Evan is an Associate Professor and Director of Outreach for Philosophy in the Department of English and Philosophy at Idaho State University. He has published articles on Plato, Aristotle, and the Greek Sophists in venues including the Journal of the History of Philosophy, Archiv für Geschichte der Philosophie, Classical Quarterly, and Études platoniciennes. He is currently working on a book project on Plato funded by an NEH Summer Stipend grant and a Harvard Center for Hellenic Studies Fellowship. He is a graduate of Yale’s Classics and Philosophy Program, where he received advanced training in Greek and Latin, including coursework in Greek papyrology for developing the philological tools used for reconstructing ancient texts. His doctoral work was awarded the triennial Conrado Eggers Lan prize for best dissertation in Platonic Studies by the International Plato Society. He was a participant of the Yale-Kings College London Republic Seminar from 2012–2016, where he was a member of the team that prepared commentary-style minutes for Republic books VI, VIII, and X.
Gabriel is a PhD student in the Princeton University Philosophy Department and a member of Princeton’s interdisciplinary Program in Classical Philosophy. His work focuses on Plato’s philosophy, especially Plato’s metaphysics and ethics, as well as the reception of Platonism among ancient thinkers and modern analytic philosophers. As part of the Princeton-Syros and the Princeton-University of Sao Paolo annual workshops he has written and edited translations and commentaries of sections of texts from Plato, Aristotle, and several other Ancient Greek thinkers. As part of his course of study, he has had further extensive experience with translation work—including translations into English from Ancient Greek, Latin, and French.
Jacob is an Assistant Teaching Professor in the Department of Philosophy and Religion at Northeastern University. He received his PhD in 2017 from the Department of Philosophy and the Collaborative Program in Ancient and Medieval Philosophy at the University of Toronto. He is a participant in the Mellon Foundation project on Philosophy as a Way of Life, and he leads the Philosophy as a Way of Life Working Group at Northeastern. He received the College of Social Science and Humanities’ Outstanding Teaching Award in 2021. His research on Platonic moral psychology and Socratic method has been published in Philosophers’ Imprint.

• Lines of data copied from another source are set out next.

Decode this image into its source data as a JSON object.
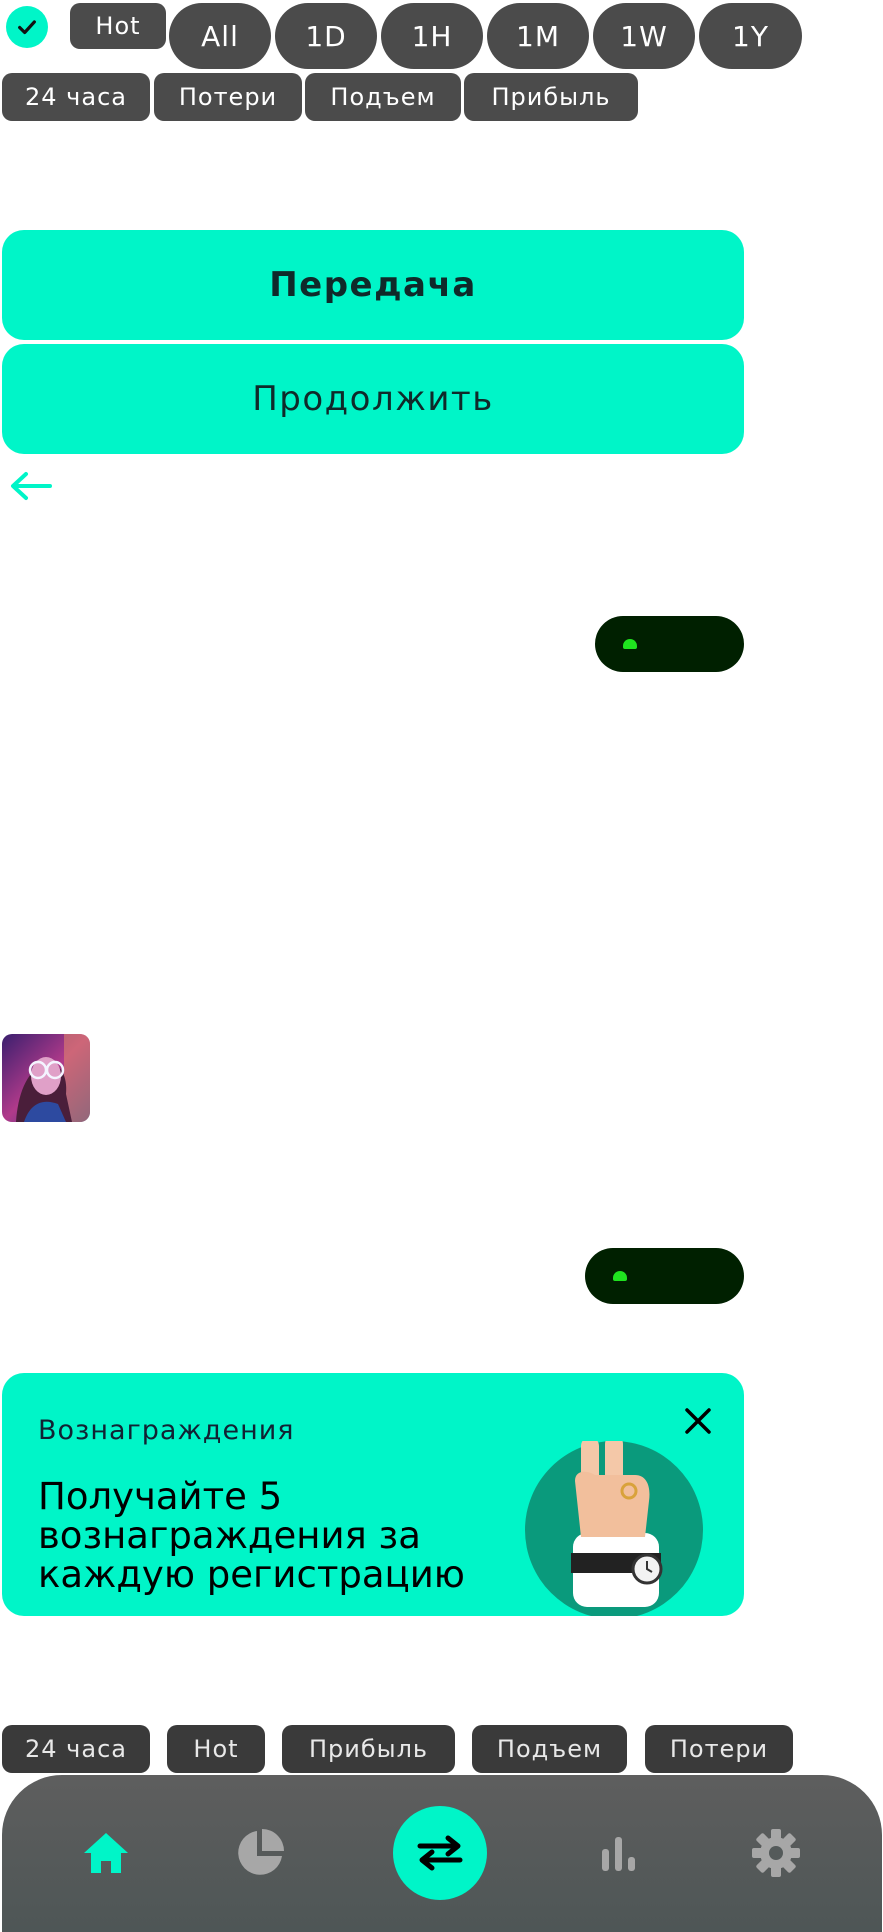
{
  "filters_top": {
    "hot_label": "Hot",
    "periods": [
      "All",
      "1D",
      "1H",
      "1M",
      "1W",
      "1Y"
    ]
  },
  "filters_row2": [
    "24 часа",
    "Потери",
    "Подъем",
    "Прибыль"
  ],
  "buttons": {
    "transfer_label": "Передача",
    "continue_label": "Продолжить"
  },
  "banner": {
    "label": "Вознаграждения",
    "text": "Получайте 5 вознаграждения за каждую регистрацию"
  },
  "filters_bottom": [
    "24 часа",
    "Hot",
    "Прибыль",
    "Подъем",
    "Потери"
  ],
  "nav": {
    "items": [
      "home-icon",
      "pie-chart-icon",
      "swap-icon",
      "bar-chart-icon",
      "gear-icon"
    ],
    "active": "home-icon"
  },
  "colors": {
    "accent": "#00f5c8",
    "chip": "#4b4b4b",
    "positive": "#1fe31f"
  }
}
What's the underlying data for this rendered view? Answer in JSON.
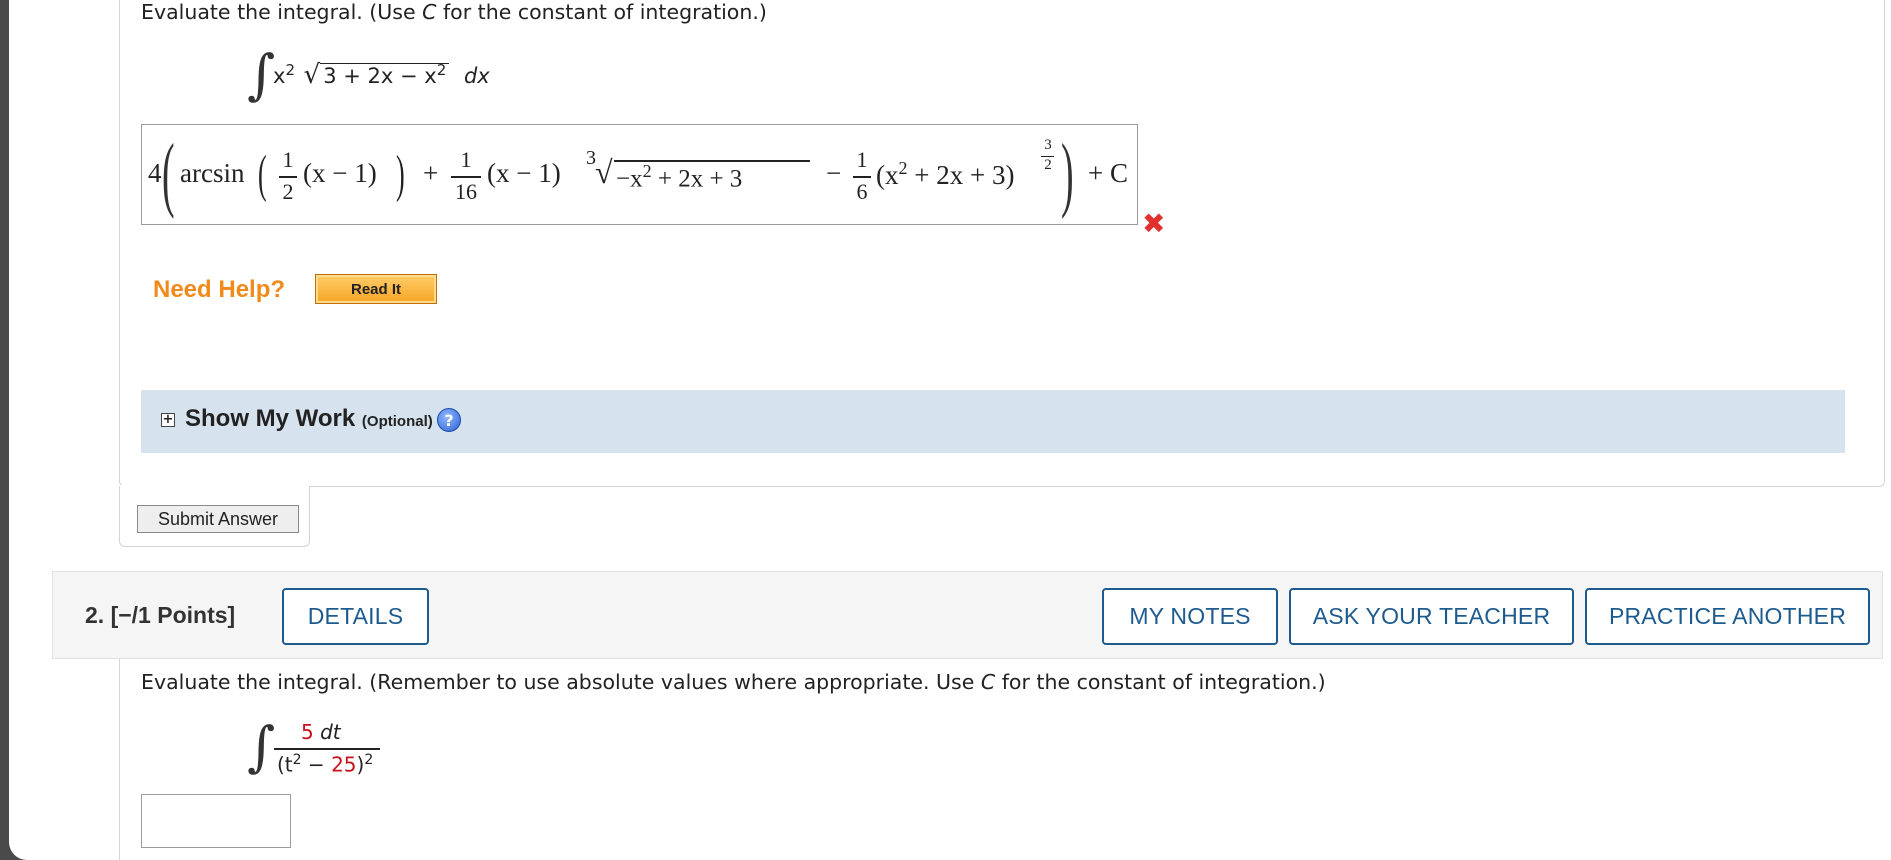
{
  "q1": {
    "prompt_before": "Evaluate the integral. (Use ",
    "prompt_var": "C",
    "prompt_after": " for the constant of integration.)",
    "integrand": {
      "x": "x",
      "x_exp": "2",
      "radicand": "3 + 2x − x",
      "radicand_exp": "2",
      "dx": "dx"
    },
    "answer": {
      "lead": "4",
      "arcsin": "arcsin",
      "half_num": "1",
      "half_den": "2",
      "term1": "(x − 1)",
      "plus1": "+",
      "frac16_num": "1",
      "frac16_den": "16",
      "term2": "(x − 1)",
      "term2_exp": "3",
      "radicand": "−x",
      "radicand_exp": "2",
      "radicand_rest": " + 2x + 3",
      "minus": "−",
      "frac6_num": "1",
      "frac6_den": "6",
      "term3_open": "(x",
      "term3_exp": "2",
      "term3_rest": " + 2x + 3)",
      "pow_num": "3",
      "pow_den": "2",
      "plus_c": "+ C"
    },
    "status": "incorrect"
  },
  "help": {
    "label": "Need Help?",
    "read_it": "Read It"
  },
  "show_my_work": {
    "title": "Show My Work",
    "optional": "(Optional)",
    "help_glyph": "?"
  },
  "submit_label": "Submit Answer",
  "q2": {
    "label": "2.  [−/1 Points]",
    "details": "DETAILS",
    "my_notes": "MY NOTES",
    "ask_teacher": "ASK YOUR TEACHER",
    "practice": "PRACTICE ANOTHER",
    "prompt_before": "Evaluate the integral. (Remember to use absolute values where appropriate. Use ",
    "prompt_var": "C",
    "prompt_after": " for the constant of integration.)",
    "numerator_coef": "5",
    "numerator_var": " dt",
    "den_open": "(t",
    "den_exp": "2",
    "den_minus": " − ",
    "den_const": "25",
    "den_close": ")",
    "den_outer_exp": "2",
    "answer_value": ""
  },
  "colors": {
    "accent": "#1d5b8f",
    "help_orange": "#f08a1a",
    "wrong_red": "#e0312f",
    "panel_blue": "#d6e3ee"
  }
}
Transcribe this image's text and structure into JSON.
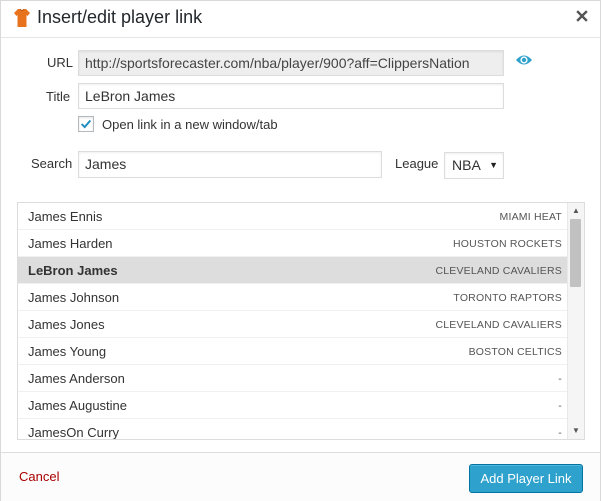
{
  "dialog": {
    "title": "Insert/edit player link",
    "logo_icon": "jersey-icon",
    "close_icon": "close-icon"
  },
  "form": {
    "url_label": "URL",
    "url_value": "http://sportsforecaster.com/nba/player/900?aff=ClippersNation",
    "title_label": "Title",
    "title_value": "LeBron James",
    "new_window_label": "Open link in a new window/tab",
    "new_window_checked": true,
    "search_label": "Search",
    "search_value": "James",
    "league_label": "League",
    "league_value": "NBA"
  },
  "results": [
    {
      "name": "James Ennis",
      "team": "MIAMI HEAT",
      "selected": false
    },
    {
      "name": "James Harden",
      "team": "HOUSTON ROCKETS",
      "selected": false
    },
    {
      "name": "LeBron James",
      "team": "CLEVELAND CAVALIERS",
      "selected": true
    },
    {
      "name": "James Johnson",
      "team": "TORONTO RAPTORS",
      "selected": false
    },
    {
      "name": "James Jones",
      "team": "CLEVELAND CAVALIERS",
      "selected": false
    },
    {
      "name": "James Young",
      "team": "BOSTON CELTICS",
      "selected": false
    },
    {
      "name": "James Anderson",
      "team": "-",
      "selected": false
    },
    {
      "name": "James Augustine",
      "team": "-",
      "selected": false
    },
    {
      "name": "JamesOn Curry",
      "team": "-",
      "selected": false
    }
  ],
  "footer": {
    "cancel_label": "Cancel",
    "submit_label": "Add Player Link"
  },
  "colors": {
    "accent": "#2ea2cc",
    "cancel": "#aa0000",
    "logo": "#e8731e",
    "eye": "#2ea2cc"
  }
}
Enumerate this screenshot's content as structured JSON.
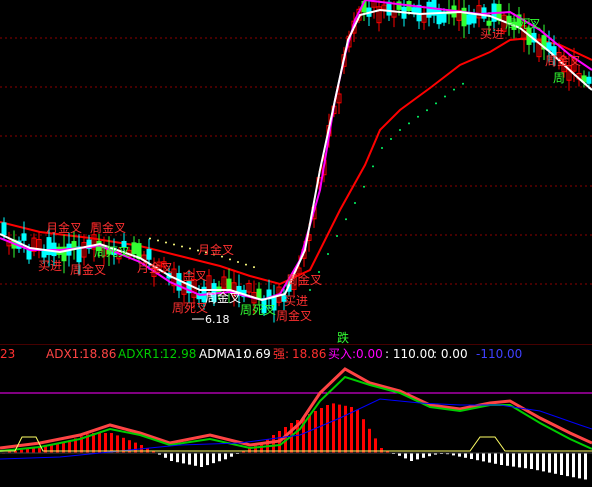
{
  "colors": {
    "background": "#000000",
    "grid": "#8b0000",
    "bull_candle": "#ff0000",
    "bear_candle": "#00ffff",
    "bull_sub_bar": "#ff0000",
    "bear_sub_bar": "#ffffff",
    "ma_white": "#ffffff",
    "ma_magenta": "#ff00ff",
    "ma_red": "#ff0000",
    "sar_dots_green": "#00ff66",
    "sar_dots_yellow": "#ffff80",
    "signal_red": "#ff3030",
    "signal_green": "#33ff33",
    "adx_line": "#ff4444",
    "adxr_line": "#00cc00",
    "adma_line": "#0000ff",
    "yellow_pulse": "#ffff66",
    "magenta_level": "#ff00ff"
  },
  "main_chart": {
    "price_low_label": "6.18",
    "signals": [
      {
        "text": "月金叉",
        "color": "red"
      },
      {
        "text": "周金叉",
        "color": "red"
      },
      {
        "text": "买进",
        "color": "red"
      },
      {
        "text": "周金叉",
        "color": "red"
      },
      {
        "text": "周死叉",
        "color": "green"
      },
      {
        "text": "月金叉",
        "color": "red"
      },
      {
        "text": "金叉",
        "color": "red"
      },
      {
        "text": "周死叉",
        "color": "red"
      },
      {
        "text": "月金叉",
        "color": "red"
      },
      {
        "text": "周金叉",
        "color": "white"
      },
      {
        "text": "周死叉",
        "color": "green"
      },
      {
        "text": "周金叉",
        "color": "red"
      },
      {
        "text": "买进",
        "color": "red"
      },
      {
        "text": "周金叉",
        "color": "red"
      },
      {
        "text": "周死叉",
        "color": "green"
      },
      {
        "text": "买进",
        "color": "red"
      },
      {
        "text": "周金叉",
        "color": "red"
      },
      {
        "text": "周",
        "color": "green"
      }
    ],
    "fall_label": "跌"
  },
  "status_bar": {
    "prefix_value": "23",
    "adx_label": "ADX1:",
    "adx_value": "18.86",
    "adxr_label": "ADXR1:",
    "adxr_value": "12.98",
    "adma_label": "ADMA1:",
    "adma_value": "0.69",
    "strong_label": "强:",
    "strong_value": "18.86",
    "buy_label": "买入:",
    "buy_value": "0.00",
    "level_high": ": 110.00",
    "level_zero": ": 0.00",
    "level_low": "-110.00"
  }
}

Claudia is an Assistant Professor in the Department of Philosophy at the University of Houston. She received her PhD in 2021 from Princeton University, where she was a member of the Program in Classical Philosophy and a graduate affiliate of the Program in American Studies. She specializes in ancient philosophy and has worked primarily on Plato, Aristotle, and Sextus Empiricus. She has participated in outreach initiatives through the Mellon Mays Undergraduate Fellowship and Compass Workshops.
George A. Saden Professor of Philosophy and Classics, Yale University
Mary Margaret McCabe, FBA
Emeritus Professor of Ancient Philosophy, King’s College London
Professor, Department of Comparative Literature and Languages, UC Riverside
C. Lois P. Grove Professor of the Classics, Director of the Center for Hellenic Studies, Harvard University